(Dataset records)
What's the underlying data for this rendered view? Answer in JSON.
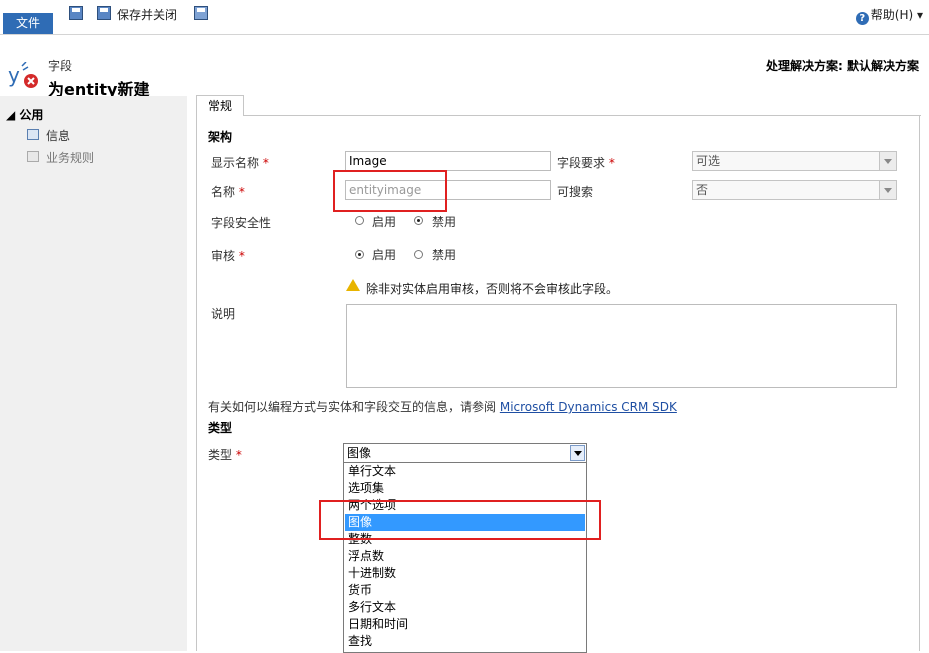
{
  "ribbon": {
    "file_tab": "文件",
    "save_close": "保存并关闭",
    "help": "帮助(H)",
    "help_icon": "question-mark-icon"
  },
  "header": {
    "entity_label": "字段",
    "title": "为entity新建",
    "solution": "处理解决方案: 默认解决方案"
  },
  "sidebar": {
    "group": "公用",
    "items": [
      {
        "label": "信息",
        "icon": "form-icon"
      },
      {
        "label": "业务规则",
        "icon": "rules-icon"
      }
    ]
  },
  "tabs": {
    "general": "常规"
  },
  "schema": {
    "section_title": "架构",
    "display_name_label": "显示名称",
    "display_name_value": "Image",
    "field_requirement_label": "字段要求",
    "field_requirement_value": "可选",
    "name_label": "名称",
    "name_value": "entityimage",
    "searchable_label": "可搜索",
    "searchable_value": "否",
    "field_security_label": "字段安全性",
    "field_security_options": [
      "启用",
      "禁用"
    ],
    "field_security_selected": "禁用",
    "audit_label": "审核",
    "audit_options": [
      "启用",
      "禁用"
    ],
    "audit_selected": "启用",
    "audit_warning": "除非对实体启用审核，否则将不会审核此字段。",
    "description_label": "说明",
    "sdk_text": "有关如何以编程方式与实体和字段交互的信息，请参阅",
    "sdk_link": "Microsoft Dynamics CRM SDK",
    "required_marker": "*"
  },
  "type_section": {
    "section_title": "类型",
    "type_label": "类型",
    "selected": "图像",
    "options": [
      "单行文本",
      "选项集",
      "两个选项",
      "图像",
      "整数",
      "浮点数",
      "十进制数",
      "货币",
      "多行文本",
      "日期和时间",
      "查找"
    ]
  },
  "colors": {
    "accent": "#2f6cb5",
    "highlight": "#3399ff",
    "annotation": "#e02020",
    "required": "#cc0000"
  }
}
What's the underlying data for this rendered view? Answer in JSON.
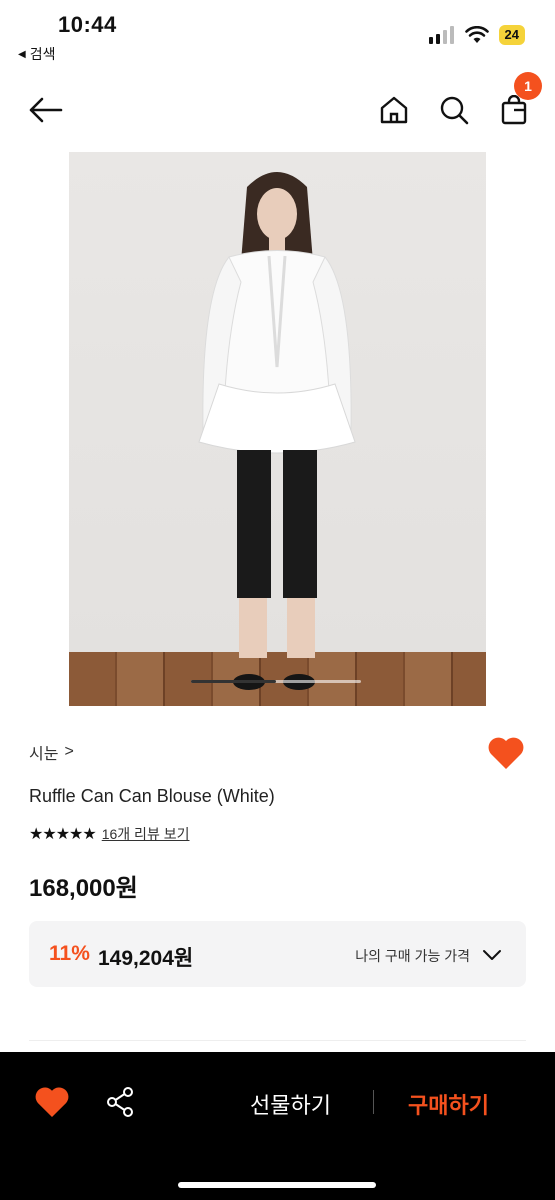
{
  "status_bar": {
    "time": "10:44",
    "back_label": "검색",
    "battery": "24"
  },
  "product": {
    "brand": "시눈",
    "brand_chevron": ">",
    "name": "Ruffle Can Can Blouse (White)",
    "stars": "★★★★★",
    "rating": 5,
    "review_link": "16개 리뷰 보기",
    "price": "168,000원"
  },
  "my_price": {
    "discount": "11%",
    "price": "149,204원",
    "label": "나의 구매 가능 가격"
  },
  "nav": {
    "cart_count": "1"
  },
  "bottom_bar": {
    "gift_label": "선물하기",
    "buy_label": "구매하기"
  },
  "colors": {
    "accent": "#f4511e",
    "battery": "#f5d33a",
    "bottom_bar": "#000000"
  },
  "icons": [
    "back-arrow-icon",
    "home-icon",
    "search-icon",
    "cart-icon",
    "heart-icon",
    "share-icon",
    "chevron-down-icon",
    "signal-icon",
    "wifi-icon"
  ]
}
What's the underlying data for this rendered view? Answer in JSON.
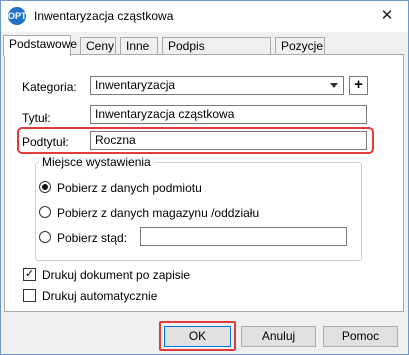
{
  "window": {
    "title": "Inwentaryzacja cząstkowa",
    "app_icon_text": "OPT"
  },
  "tabs": [
    {
      "label": "Podstawowe"
    },
    {
      "label": "Ceny"
    },
    {
      "label": "Inne"
    },
    {
      "label": "Podpis elektroniczny"
    },
    {
      "label": "Pozycje"
    }
  ],
  "form": {
    "kategoria_label": "Kategoria:",
    "kategoria_value": "Inwentaryzacja",
    "plus_label": "+",
    "tytul_label": "Tytuł:",
    "tytul_value": "Inwentaryzacja cząstkowa",
    "podtytul_label": "Podtytuł:",
    "podtytul_value": "Roczna"
  },
  "issue_place": {
    "title": "Miejsce wystawienia",
    "options": [
      {
        "label": "Pobierz z danych podmiotu",
        "selected": true
      },
      {
        "label": "Pobierz z danych magazynu /oddziału",
        "selected": false
      },
      {
        "label": "Pobierz stąd:",
        "selected": false
      }
    ],
    "custom_value": ""
  },
  "checkboxes": [
    {
      "label": "Drukuj dokument po zapisie",
      "checked": true
    },
    {
      "label": "Drukuj automatycznie",
      "checked": false
    }
  ],
  "buttons": {
    "ok": "OK",
    "cancel": "Anuluj",
    "help": "Pomoc"
  },
  "colors": {
    "highlight": "#e03c3c",
    "accent": "#0078d7"
  }
}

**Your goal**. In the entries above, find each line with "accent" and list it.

**Solution for this problem**.
    "accent": "#2f6cb5",
    "accent": "#f4511e",
    "accent": "#0078d7"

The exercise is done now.